But the way I figure it, it all evens out. Some bars with less ingredients leave me with a bigger profit while others a bit less.
I've been noticing though, a trend in the opposite direction. Soapers are not only charging more for their soap but charging different prices based on the ingredients. I'm seeing 4 oz bars going for $6.50 and even $7.
Soaps made with Shea Butter or other luxury butters/oils are now most expensive. I don't blame these soapers, not all all. It takes time and effort to make soap and the base oils, butters, and especially essential oils are all escalating in price.
I'd rather have soap makers keep the same quality ingredients while increasing their price than what I've been seeing occur too often. Soapers keeping the same prices but cutting back on their ingredients, using cheaper oils or using less essential oils.
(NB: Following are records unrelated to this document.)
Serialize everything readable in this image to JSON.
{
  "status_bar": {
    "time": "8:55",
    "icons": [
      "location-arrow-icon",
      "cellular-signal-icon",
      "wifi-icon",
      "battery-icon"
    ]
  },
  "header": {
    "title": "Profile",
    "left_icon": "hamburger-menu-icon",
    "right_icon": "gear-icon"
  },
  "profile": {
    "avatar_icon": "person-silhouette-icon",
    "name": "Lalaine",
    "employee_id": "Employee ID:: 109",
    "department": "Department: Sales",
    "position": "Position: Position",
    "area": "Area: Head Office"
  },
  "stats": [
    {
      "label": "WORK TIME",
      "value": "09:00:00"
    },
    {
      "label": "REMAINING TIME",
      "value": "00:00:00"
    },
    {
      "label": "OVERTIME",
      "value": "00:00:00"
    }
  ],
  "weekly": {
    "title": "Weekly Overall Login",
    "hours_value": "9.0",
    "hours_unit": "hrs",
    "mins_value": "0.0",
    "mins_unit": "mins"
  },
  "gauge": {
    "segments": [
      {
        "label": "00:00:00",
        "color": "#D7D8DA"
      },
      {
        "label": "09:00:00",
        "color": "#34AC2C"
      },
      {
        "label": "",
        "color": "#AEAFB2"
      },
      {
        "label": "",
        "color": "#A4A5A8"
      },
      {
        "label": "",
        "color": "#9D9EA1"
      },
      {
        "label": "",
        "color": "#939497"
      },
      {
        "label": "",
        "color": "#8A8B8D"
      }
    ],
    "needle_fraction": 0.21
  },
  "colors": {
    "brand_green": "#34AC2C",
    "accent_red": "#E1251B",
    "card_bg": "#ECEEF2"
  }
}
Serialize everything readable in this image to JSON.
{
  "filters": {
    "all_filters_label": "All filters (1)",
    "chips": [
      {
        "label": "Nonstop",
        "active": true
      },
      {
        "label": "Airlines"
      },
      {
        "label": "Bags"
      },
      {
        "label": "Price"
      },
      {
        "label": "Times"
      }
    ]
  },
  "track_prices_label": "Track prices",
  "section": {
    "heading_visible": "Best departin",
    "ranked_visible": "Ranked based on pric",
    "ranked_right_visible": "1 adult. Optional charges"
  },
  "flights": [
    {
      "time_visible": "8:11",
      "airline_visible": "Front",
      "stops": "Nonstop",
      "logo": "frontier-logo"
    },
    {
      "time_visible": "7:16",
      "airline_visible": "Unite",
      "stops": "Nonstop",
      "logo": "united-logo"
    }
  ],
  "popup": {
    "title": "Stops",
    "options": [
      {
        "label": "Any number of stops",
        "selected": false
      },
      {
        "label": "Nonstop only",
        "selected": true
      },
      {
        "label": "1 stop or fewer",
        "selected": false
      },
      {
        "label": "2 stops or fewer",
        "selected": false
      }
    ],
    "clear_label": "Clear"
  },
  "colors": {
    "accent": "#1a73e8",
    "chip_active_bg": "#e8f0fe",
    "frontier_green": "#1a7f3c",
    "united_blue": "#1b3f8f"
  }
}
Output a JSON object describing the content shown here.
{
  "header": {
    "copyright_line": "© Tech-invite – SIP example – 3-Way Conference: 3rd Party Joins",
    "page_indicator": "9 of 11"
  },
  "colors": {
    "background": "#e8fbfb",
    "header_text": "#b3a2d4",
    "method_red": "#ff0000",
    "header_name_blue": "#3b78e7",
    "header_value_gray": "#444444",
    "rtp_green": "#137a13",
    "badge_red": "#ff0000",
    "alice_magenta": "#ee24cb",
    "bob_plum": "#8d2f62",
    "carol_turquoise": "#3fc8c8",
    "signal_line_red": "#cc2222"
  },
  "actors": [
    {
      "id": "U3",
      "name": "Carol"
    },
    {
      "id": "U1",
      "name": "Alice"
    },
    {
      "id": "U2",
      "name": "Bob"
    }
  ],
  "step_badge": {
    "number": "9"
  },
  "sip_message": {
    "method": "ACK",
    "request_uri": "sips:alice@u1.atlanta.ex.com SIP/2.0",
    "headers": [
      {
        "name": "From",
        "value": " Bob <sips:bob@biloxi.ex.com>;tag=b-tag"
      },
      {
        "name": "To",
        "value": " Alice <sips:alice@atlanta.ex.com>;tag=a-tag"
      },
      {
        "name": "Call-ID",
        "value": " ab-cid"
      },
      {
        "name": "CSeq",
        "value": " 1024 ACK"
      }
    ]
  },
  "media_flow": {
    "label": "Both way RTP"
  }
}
Decreasing both so much their soap quality suffers.
I love buying other peoples soap as it helps me improve my skills, and last week I bought a small bar of soap in Chicago, in a plain wax wrapper that claimed to have been "Farm Fresh" There were no ingredients listed on the label or a contact phone number (two big no-nos in my book) The packaging said it was "Citrus" but it had no scent. It also had virtually no lather and it was tiny. And it left my skin tight and dry. Just 3 oz for $5.99
So I have to encourage you soap consumers out there. If buying at the farmers market or soap shop, ask for a small sample to use first, or if buying through the mail ask the same. Don't expect a full size bar as a "sample" and please, please don't ask for samples of 10 bars, one or two seems fair does it not? The soapmaker can drop it in an envelope and for less than $1.00 she'll probably get another customer and you'll have piece of mind that you are getting a quality product.